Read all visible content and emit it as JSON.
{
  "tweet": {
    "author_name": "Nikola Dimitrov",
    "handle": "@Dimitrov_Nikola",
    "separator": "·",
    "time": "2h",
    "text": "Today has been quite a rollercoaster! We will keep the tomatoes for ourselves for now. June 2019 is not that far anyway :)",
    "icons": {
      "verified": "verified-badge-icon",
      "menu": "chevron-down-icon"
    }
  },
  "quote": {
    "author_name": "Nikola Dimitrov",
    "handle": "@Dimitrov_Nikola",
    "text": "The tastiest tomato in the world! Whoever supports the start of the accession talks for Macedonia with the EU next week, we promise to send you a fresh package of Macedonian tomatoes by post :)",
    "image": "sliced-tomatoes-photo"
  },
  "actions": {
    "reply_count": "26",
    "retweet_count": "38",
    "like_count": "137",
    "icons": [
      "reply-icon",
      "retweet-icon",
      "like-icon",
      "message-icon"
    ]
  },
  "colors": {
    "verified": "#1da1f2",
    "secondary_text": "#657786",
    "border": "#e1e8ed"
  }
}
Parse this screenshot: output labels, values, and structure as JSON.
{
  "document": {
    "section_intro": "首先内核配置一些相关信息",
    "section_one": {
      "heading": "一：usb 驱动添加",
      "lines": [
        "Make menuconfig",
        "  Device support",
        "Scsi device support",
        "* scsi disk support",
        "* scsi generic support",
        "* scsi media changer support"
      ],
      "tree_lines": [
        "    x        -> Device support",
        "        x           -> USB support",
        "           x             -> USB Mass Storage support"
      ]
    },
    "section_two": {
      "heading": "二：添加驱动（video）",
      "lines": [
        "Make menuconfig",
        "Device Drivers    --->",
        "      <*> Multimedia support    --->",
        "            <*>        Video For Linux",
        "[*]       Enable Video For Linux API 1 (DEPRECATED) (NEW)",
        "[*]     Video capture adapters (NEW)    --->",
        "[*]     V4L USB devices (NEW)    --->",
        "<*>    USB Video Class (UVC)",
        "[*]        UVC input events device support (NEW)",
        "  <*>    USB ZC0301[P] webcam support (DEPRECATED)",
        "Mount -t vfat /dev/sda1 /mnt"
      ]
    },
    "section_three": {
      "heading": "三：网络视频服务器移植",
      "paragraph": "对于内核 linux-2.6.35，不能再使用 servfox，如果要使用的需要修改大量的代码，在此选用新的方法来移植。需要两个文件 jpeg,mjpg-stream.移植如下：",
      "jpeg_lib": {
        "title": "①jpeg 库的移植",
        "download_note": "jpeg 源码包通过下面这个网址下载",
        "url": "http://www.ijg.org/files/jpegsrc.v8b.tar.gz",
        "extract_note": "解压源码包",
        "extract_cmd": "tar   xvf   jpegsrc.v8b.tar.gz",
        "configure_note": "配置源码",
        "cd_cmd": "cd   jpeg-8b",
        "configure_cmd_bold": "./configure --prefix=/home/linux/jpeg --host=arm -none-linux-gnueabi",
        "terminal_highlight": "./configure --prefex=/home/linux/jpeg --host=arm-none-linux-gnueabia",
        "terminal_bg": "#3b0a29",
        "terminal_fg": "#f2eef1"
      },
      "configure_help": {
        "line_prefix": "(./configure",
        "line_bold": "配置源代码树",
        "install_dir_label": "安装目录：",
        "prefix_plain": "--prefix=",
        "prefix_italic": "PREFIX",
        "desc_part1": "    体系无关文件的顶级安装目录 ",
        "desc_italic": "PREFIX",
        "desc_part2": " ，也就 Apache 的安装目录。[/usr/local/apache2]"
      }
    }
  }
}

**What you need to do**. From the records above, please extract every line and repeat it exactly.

**Exercise solution**.
Read all visible content and emit it as JSON.
{
  "tweet": {
    "author_name": "Nikola Dimitrov",
    "handle": "@Dimitrov_Nikola",
    "separator": "·",
    "time": "2h",
    "text": "Today has been quite a rollercoaster! We will keep the tomatoes for ourselves for now. June 2019 is not that far anyway :)",
    "icons": {
      "verified": "verified-badge-icon",
      "menu": "chevron-down-icon"
    }
  },
  "quote": {
    "author_name": "Nikola Dimitrov",
    "handle": "@Dimitrov_Nikola",
    "text": "The tastiest tomato in the world! Whoever supports the start of the accession talks for Macedonia with the EU next week, we promise to send you a fresh package of Macedonian tomatoes by post :)",
    "image": "sliced-tomatoes-photo"
  },
  "actions": {
    "reply_count": "26",
    "retweet_count": "38",
    "like_count": "137",
    "icons": [
      "reply-icon",
      "retweet-icon",
      "like-icon",
      "message-icon"
    ]
  },
  "colors": {
    "verified": "#1da1f2",
    "secondary_text": "#657786",
    "border": "#e1e8ed"
  }
}
Parse this screenshot: output labels, values, and structure as JSON.
{
  "document": {
    "section_intro": "首先内核配置一些相关信息",
    "section_one": {
      "heading": "一：usb 驱动添加",
      "lines": [
        "Make menuconfig",
        "  Device support",
        "Scsi device support",
        "* scsi disk support",
        "* scsi generic support",
        "* scsi media changer support"
      ],
      "tree_lines": [
        "    x        -> Device support",
        "        x           -> USB support",
        "           x             -> USB Mass Storage support"
      ]
    },
    "section_two": {
      "heading": "二：添加驱动（video）",
      "lines": [
        "Make menuconfig",
        "Device Drivers    --->",
        "      <*> Multimedia support    --->",
        "            <*>        Video For Linux",
        "[*]       Enable Video For Linux API 1 (DEPRECATED) (NEW)",
        "[*]     Video capture adapters (NEW)    --->",
        "[*]     V4L USB devices (NEW)    --->",
        "<*>    USB Video Class (UVC)",
        "[*]        UVC input events device support (NEW)",
        "  <*>    USB ZC0301[P] webcam support (DEPRECATED)",
        "Mount -t vfat /dev/sda1 /mnt"
      ]
    },
    "section_three": {
      "heading": "三：网络视频服务器移植",
      "paragraph": "对于内核 linux-2.6.35，不能再使用 servfox，如果要使用的需要修改大量的代码，在此选用新的方法来移植。需要两个文件 jpeg,mjpg-stream.移植如下：",
      "jpeg_lib": {
        "title": "①jpeg 库的移植",
        "download_note": "jpeg 源码包通过下面这个网址下载",
        "url": "http://www.ijg.org/files/jpegsrc.v8b.tar.gz",
        "extract_note": "解压源码包",
        "extract_cmd": "tar   xvf   jpegsrc.v8b.tar.gz",
        "configure_note": "配置源码",
        "cd_cmd": "cd   jpeg-8b",
        "configure_cmd_bold": "./configure --prefix=/home/linux/jpeg --host=arm -none-linux-gnueabi",
        "terminal_highlight": "./configure --prefex=/home/linux/jpeg --host=arm-none-linux-gnueabia",
        "terminal_bg": "#3b0a29",
        "terminal_fg": "#f2eef1"
      },
      "configure_help": {
        "line_prefix": "(./configure",
        "line_bold": "配置源代码树",
        "install_dir_label": "安装目录：",
        "prefix_plain": "--prefix=",
        "prefix_italic": "PREFIX",
        "desc_part1": "    体系无关文件的顶级安装目录 ",
        "desc_italic": "PREFIX",
        "desc_part2": " ，也就 Apache 的安装目录。[/usr/local/apache2]"
      }
    }
  }
}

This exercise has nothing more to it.